─── Data for analysis ───

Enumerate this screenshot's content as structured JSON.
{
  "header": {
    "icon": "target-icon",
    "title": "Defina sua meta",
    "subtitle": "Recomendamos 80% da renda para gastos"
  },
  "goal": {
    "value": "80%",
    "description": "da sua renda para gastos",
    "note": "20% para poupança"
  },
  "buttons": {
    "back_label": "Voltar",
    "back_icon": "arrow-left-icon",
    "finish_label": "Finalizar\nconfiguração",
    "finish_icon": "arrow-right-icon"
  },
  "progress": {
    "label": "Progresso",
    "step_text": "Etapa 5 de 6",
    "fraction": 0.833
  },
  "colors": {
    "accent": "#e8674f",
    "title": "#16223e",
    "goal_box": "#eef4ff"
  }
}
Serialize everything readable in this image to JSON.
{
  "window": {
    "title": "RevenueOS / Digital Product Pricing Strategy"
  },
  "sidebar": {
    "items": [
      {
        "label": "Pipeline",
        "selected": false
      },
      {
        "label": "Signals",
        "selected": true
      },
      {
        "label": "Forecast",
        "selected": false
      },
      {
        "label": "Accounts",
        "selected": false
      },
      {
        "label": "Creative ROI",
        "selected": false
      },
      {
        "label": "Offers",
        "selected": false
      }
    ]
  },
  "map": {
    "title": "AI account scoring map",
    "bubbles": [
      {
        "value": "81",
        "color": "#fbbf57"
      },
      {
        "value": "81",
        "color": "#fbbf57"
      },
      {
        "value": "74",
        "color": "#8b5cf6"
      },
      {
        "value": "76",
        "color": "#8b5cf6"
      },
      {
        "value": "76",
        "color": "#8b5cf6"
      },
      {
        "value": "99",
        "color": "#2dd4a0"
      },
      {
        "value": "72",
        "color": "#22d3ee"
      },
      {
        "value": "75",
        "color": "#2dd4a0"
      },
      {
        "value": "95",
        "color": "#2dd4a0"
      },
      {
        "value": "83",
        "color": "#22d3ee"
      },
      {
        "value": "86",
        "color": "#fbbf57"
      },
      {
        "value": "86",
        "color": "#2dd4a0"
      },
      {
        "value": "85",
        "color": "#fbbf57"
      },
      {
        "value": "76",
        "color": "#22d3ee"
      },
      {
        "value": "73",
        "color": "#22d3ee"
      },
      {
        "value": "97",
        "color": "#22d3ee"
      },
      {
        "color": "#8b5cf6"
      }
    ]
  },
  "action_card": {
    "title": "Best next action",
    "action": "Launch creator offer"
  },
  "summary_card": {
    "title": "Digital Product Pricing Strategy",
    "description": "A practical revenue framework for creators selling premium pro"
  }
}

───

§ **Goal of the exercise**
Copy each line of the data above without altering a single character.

§ **Reply**
Enumerate this screenshot's content as structured JSON.
{
  "header": {
    "icon": "target-icon",
    "title": "Defina sua meta",
    "subtitle": "Recomendamos 80% da renda para gastos"
  },
  "goal": {
    "value": "80%",
    "description": "da sua renda para gastos",
    "note": "20% para poupança"
  },
  "buttons": {
    "back_label": "Voltar",
    "back_icon": "arrow-left-icon",
    "finish_label": "Finalizar\nconfiguração",
    "finish_icon": "arrow-right-icon"
  },
  "progress": {
    "label": "Progresso",
    "step_text": "Etapa 5 de 6",
    "fraction": 0.833
  },
  "colors": {
    "accent": "#e8674f",
    "title": "#16223e",
    "goal_box": "#eef4ff"
  }
}
Serialize everything readable in this image to JSON.
{
  "window": {
    "title": "RevenueOS / Digital Product Pricing Strategy"
  },
  "sidebar": {
    "items": [
      {
        "label": "Pipeline",
        "selected": false
      },
      {
        "label": "Signals",
        "selected": true
      },
      {
        "label": "Forecast",
        "selected": false
      },
      {
        "label": "Accounts",
        "selected": false
      },
      {
        "label": "Creative ROI",
        "selected": false
      },
      {
        "label": "Offers",
        "selected": false
      }
    ]
  },
  "map": {
    "title": "AI account scoring map",
    "bubbles": [
      {
        "value": "81",
        "color": "#fbbf57"
      },
      {
        "value": "81",
        "color": "#fbbf57"
      },
      {
        "value": "74",
        "color": "#8b5cf6"
      },
      {
        "value": "76",
        "color": "#8b5cf6"
      },
      {
        "value": "76",
        "color": "#8b5cf6"
      },
      {
        "value": "99",
        "color": "#2dd4a0"
      },
      {
        "value": "72",
        "color": "#22d3ee"
      },
      {
        "value": "75",
        "color": "#2dd4a0"
      },
      {
        "value": "95",
        "color": "#2dd4a0"
      },
      {
        "value": "83",
        "color": "#22d3ee"
      },
      {
        "value": "86",
        "color": "#fbbf57"
      },
      {
        "value": "86",
        "color": "#2dd4a0"
      },
      {
        "value": "85",
        "color": "#fbbf57"
      },
      {
        "value": "76",
        "color": "#22d3ee"
      },
      {
        "value": "73",
        "color": "#22d3ee"
      },
      {
        "value": "97",
        "color": "#22d3ee"
      },
      {
        "color": "#8b5cf6"
      }
    ]
  },
  "action_card": {
    "title": "Best next action",
    "action": "Launch creator offer"
  },
  "summary_card": {
    "title": "Digital Product Pricing Strategy",
    "description": "A practical revenue framework for creators selling premium pro"
  }
}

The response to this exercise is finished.